> **DIRECTIONS FOR THIS TASK**
Set down the entries exactly as they appear, apart from the images, which stay out.

Recorded data:
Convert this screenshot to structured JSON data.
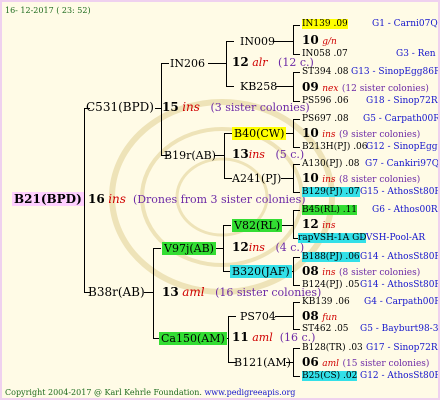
{
  "header": {
    "date": "16- 12-2017 ( 23: 52)"
  },
  "footer": {
    "copyright": "Copyright 2004-2017 @ Karl Kehrle Foundation.",
    "url": "www.pedigreeapis.org"
  },
  "root": {
    "name": "B21(BPD)",
    "gen": "16",
    "mark": "ins",
    "note": "(Drones from 3 sister colonies)"
  },
  "gen1": [
    {
      "name": "C531(BPD)",
      "gen": "15",
      "mark": "ins",
      "note": "(3 sister colonies)"
    },
    {
      "name": "B38r(AB)",
      "gen": "13",
      "mark": "aml",
      "note": "(16 sister colonies)"
    }
  ],
  "gen2": [
    {
      "name": "IN206",
      "gen": "12",
      "mark": "alr",
      "note": "(12 c.)"
    },
    {
      "name": "B19r(AB)",
      "gen": "13",
      "mark": "ins",
      "note": "(5 c.)"
    },
    {
      "name": "V97j(AB)",
      "gen": "12",
      "mark": "ins",
      "note": "(4 c.)"
    },
    {
      "name": "Ca150(AM)",
      "gen": "11",
      "mark": "aml",
      "note": "(16 c.)"
    }
  ],
  "gen3": [
    {
      "name": "IN009"
    },
    {
      "name": "KB258"
    },
    {
      "name": "B40(CW)"
    },
    {
      "name": "A241(PJ)"
    },
    {
      "name": "V82(RL)"
    },
    {
      "name": "B320(JAF)"
    },
    {
      "name": "PS704"
    },
    {
      "name": "B121(AM)"
    }
  ],
  "gen4": [
    {
      "name": "IN139 .09",
      "info": "G1 - Carni07Q"
    },
    {
      "gen": "10",
      "mark": "g/n",
      "note": ""
    },
    {
      "name": "IN058 .07",
      "info": "G3 - Ren"
    },
    {
      "name": "ST394 .08",
      "info": "G13 - SinopEgg86R"
    },
    {
      "gen": "09",
      "mark": "nex",
      "note": "(12 sister colonies)"
    },
    {
      "name": "PS596 .06",
      "info": "G18 - Sinop72R"
    },
    {
      "name": "PS697 .08",
      "info": "G5 - Carpath00R"
    },
    {
      "gen": "10",
      "mark": "ins",
      "note": "(9 sister colonies)"
    },
    {
      "name": "B213H(PJ) .06",
      "info": "G12 - SinopEgg86R"
    },
    {
      "name": "A130(PJ) .08",
      "info": "G7 - Cankiri97Q"
    },
    {
      "gen": "10",
      "mark": "ins",
      "note": "(8 sister colonies)"
    },
    {
      "name": "B129(PJ) .07",
      "info": "G15 - AthosSt80R"
    },
    {
      "name": "B45(RL) .11",
      "info": "G6 - Athos00R"
    },
    {
      "gen": "12",
      "mark": "ins",
      "note": ""
    },
    {
      "name": "rapVSH-1A GD",
      "info": "- VSH-Pool-AR"
    },
    {
      "name": "B188(PJ) .06",
      "info": "G14 - AthosSt80R"
    },
    {
      "gen": "08",
      "mark": "ins",
      "note": "(8 sister colonies)"
    },
    {
      "name": "B124(PJ) .05",
      "info": "G14 - AthosSt80R"
    },
    {
      "name": "KB139 .06",
      "info": "G4 - Carpath00R"
    },
    {
      "gen": "08",
      "mark": "fun",
      "note": ""
    },
    {
      "name": "ST462 .05",
      "info": "G5 - Bayburt98-3"
    },
    {
      "name": "B128(TR) .03",
      "info": "G17 - Sinop72R"
    },
    {
      "gen": "06",
      "mark": "aml",
      "note": "(15 sister colonies)"
    },
    {
      "name": "B25(CS) .02",
      "info": "G12 - AthosSt80R"
    }
  ]
}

> **EXERCISE RESULT**
Convert this screenshot to structured JSON data.
{
  "header": {
    "date": "16- 12-2017 ( 23: 52)"
  },
  "footer": {
    "copyright": "Copyright 2004-2017 @ Karl Kehrle Foundation.",
    "url": "www.pedigreeapis.org"
  },
  "root": {
    "name": "B21(BPD)",
    "gen": "16",
    "mark": "ins",
    "note": "(Drones from 3 sister colonies)"
  },
  "gen1": [
    {
      "name": "C531(BPD)",
      "gen": "15",
      "mark": "ins",
      "note": "(3 sister colonies)"
    },
    {
      "name": "B38r(AB)",
      "gen": "13",
      "mark": "aml",
      "note": "(16 sister colonies)"
    }
  ],
  "gen2": [
    {
      "name": "IN206",
      "gen": "12",
      "mark": "alr",
      "note": "(12 c.)"
    },
    {
      "name": "B19r(AB)",
      "gen": "13",
      "mark": "ins",
      "note": "(5 c.)"
    },
    {
      "name": "V97j(AB)",
      "gen": "12",
      "mark": "ins",
      "note": "(4 c.)"
    },
    {
      "name": "Ca150(AM)",
      "gen": "11",
      "mark": "aml",
      "note": "(16 c.)"
    }
  ],
  "gen3": [
    {
      "name": "IN009"
    },
    {
      "name": "KB258"
    },
    {
      "name": "B40(CW)"
    },
    {
      "name": "A241(PJ)"
    },
    {
      "name": "V82(RL)"
    },
    {
      "name": "B320(JAF)"
    },
    {
      "name": "PS704"
    },
    {
      "name": "B121(AM)"
    }
  ],
  "gen4": [
    {
      "name": "IN139 .09",
      "info": "G1 - Carni07Q"
    },
    {
      "gen": "10",
      "mark": "g/n",
      "note": ""
    },
    {
      "name": "IN058 .07",
      "info": "G3 - Ren"
    },
    {
      "name": "ST394 .08",
      "info": "G13 - SinopEgg86R"
    },
    {
      "gen": "09",
      "mark": "nex",
      "note": "(12 sister colonies)"
    },
    {
      "name": "PS596 .06",
      "info": "G18 - Sinop72R"
    },
    {
      "name": "PS697 .08",
      "info": "G5 - Carpath00R"
    },
    {
      "gen": "10",
      "mark": "ins",
      "note": "(9 sister colonies)"
    },
    {
      "name": "B213H(PJ) .06",
      "info": "G12 - SinopEgg86R"
    },
    {
      "name": "A130(PJ) .08",
      "info": "G7 - Cankiri97Q"
    },
    {
      "gen": "10",
      "mark": "ins",
      "note": "(8 sister colonies)"
    },
    {
      "name": "B129(PJ) .07",
      "info": "G15 - AthosSt80R"
    },
    {
      "name": "B45(RL) .11",
      "info": "G6 - Athos00R"
    },
    {
      "gen": "12",
      "mark": "ins",
      "note": ""
    },
    {
      "name": "rapVSH-1A GD",
      "info": "- VSH-Pool-AR"
    },
    {
      "name": "B188(PJ) .06",
      "info": "G14 - AthosSt80R"
    },
    {
      "gen": "08",
      "mark": "ins",
      "note": "(8 sister colonies)"
    },
    {
      "name": "B124(PJ) .05",
      "info": "G14 - AthosSt80R"
    },
    {
      "name": "KB139 .06",
      "info": "G4 - Carpath00R"
    },
    {
      "gen": "08",
      "mark": "fun",
      "note": ""
    },
    {
      "name": "ST462 .05",
      "info": "G5 - Bayburt98-3"
    },
    {
      "name": "B128(TR) .03",
      "info": "G17 - Sinop72R"
    },
    {
      "gen": "06",
      "mark": "aml",
      "note": "(15 sister colonies)"
    },
    {
      "name": "B25(CS) .02",
      "info": "G12 - AthosSt80R"
    }
  ]
}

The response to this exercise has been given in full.